List a specific reason for resigning that proves that your resignation was not preventable. If your reason for resigning is that your work life was in some way intolerable, you may be eligible for unemployment. Some common situations that fall into this category include: hostile work environment, substantial reduction in hours, medical conditions and forced relocation. When determining your eligibility for unemployment, the case worker will likely review your resignation letter, so including a reason that is among one of these – if one applies in your case – can bolster your claim.
State that you gave your boss notice of your concerns and provided him ample time to address them. In order to be eligible for unemployment, you must have given your boss the chance to correct the problem that has left you ready to quit, warns the Connecticut Network for Legal Aid. Make it evident in your letter that you met this obligation by composing a paragraph in which you state when, where and how you told your boss of your concerns and detail steps that he took, if any, to right the situation.
Speak to your employer about your impending application for unemployment. When you apply for unemployment, the state office processing the claim will contact your former employer and inquire as to whether there is any reason why your claim should be denied. If you discuss the situation with your use-to-be-boss, you can potentially induce him to accept the claim which will save you time as the unemployment office will almost always simply accept this and not subject your claim to further scrutiny, suggests Suzanne Lucas of CBS MoneyWatch.
Erin Schreiner is a freelance writer and teacher who holds a bachelor's degree from Bowling Green State University. She has been actively freelancing since 2008. Schreiner previously worked for a London-based freelance firm.

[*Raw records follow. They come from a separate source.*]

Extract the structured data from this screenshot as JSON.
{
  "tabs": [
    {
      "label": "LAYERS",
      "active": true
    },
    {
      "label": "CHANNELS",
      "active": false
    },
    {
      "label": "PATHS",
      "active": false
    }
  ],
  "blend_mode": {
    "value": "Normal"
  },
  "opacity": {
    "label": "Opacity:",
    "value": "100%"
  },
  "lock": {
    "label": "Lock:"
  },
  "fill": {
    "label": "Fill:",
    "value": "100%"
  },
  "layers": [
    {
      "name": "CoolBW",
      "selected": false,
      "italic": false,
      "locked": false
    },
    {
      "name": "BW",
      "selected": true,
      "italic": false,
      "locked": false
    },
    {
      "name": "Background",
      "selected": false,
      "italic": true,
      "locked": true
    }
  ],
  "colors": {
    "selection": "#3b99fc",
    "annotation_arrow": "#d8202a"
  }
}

Her work appears on eHow, Trails.com and RedEnvelope. She currently teaches writing to middle school students in Ohio and works on her writing craft regularly.